John Ensworth works from Longmont as the Principle Investigator for the NASA Science Mission Directorate Earth and space science education product review through the IGES (The Institute for Global Environmental Strategies – www.strategies.org) . He is in his 14th year running this review. He is an astronomer (from the 2nd grade onward) and became a meteorologist (in the 5th grade) when a thunderstorm in Arizona rained on his telescope when the weather service had only forecasted a 10% chance of rain. He has college degrees in physics and astronomy and climatology and a graduate degree in meteorology and earth science. He lectures at the Little Thompson Observatory in Berthoud, the Estes Park Memorial Observatory in Estes Park, and for a number of online universities. He built and runs a backyard observatory near Pace and 17th in northeast Longmont where he has lived for 8 years with his wife, daughter, son, and two cats. Invitations to open house nights at this observatory, LTO, and EPMO will be posted with future discussions when they are scheduled. Forecasting severe weather and snow amounts via text lead to this column. He began texting friends about the weather right after the September 2013 flood. The readers of this column will, hopefully, keep him honest in what he ‘thought’ he had forecasted for ‘the most recent’ storm.

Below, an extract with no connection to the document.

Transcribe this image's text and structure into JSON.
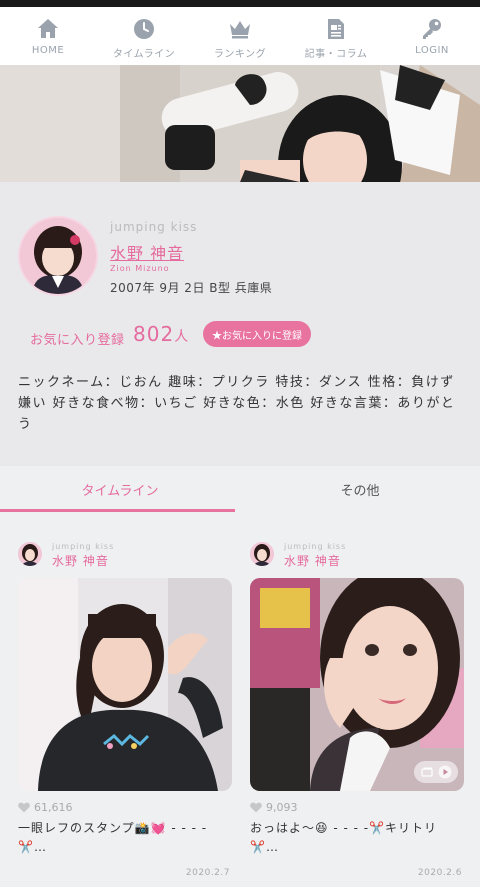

1 COMMENT

  1. We’ll see. Last time you all freaked out like this I didn’t see a single flake in Longmont. Not to mention every report, including Wunderground, Weather.com, and my personal hardware on the roof keeps changing every hour. I’m thinking maybe 2″ tops. As of writing this, the MSN weather app for Windows 10 just got updated at 5pm (46 minutes ago) and is only calling for a dusting of 1 inch.

Leave a Reply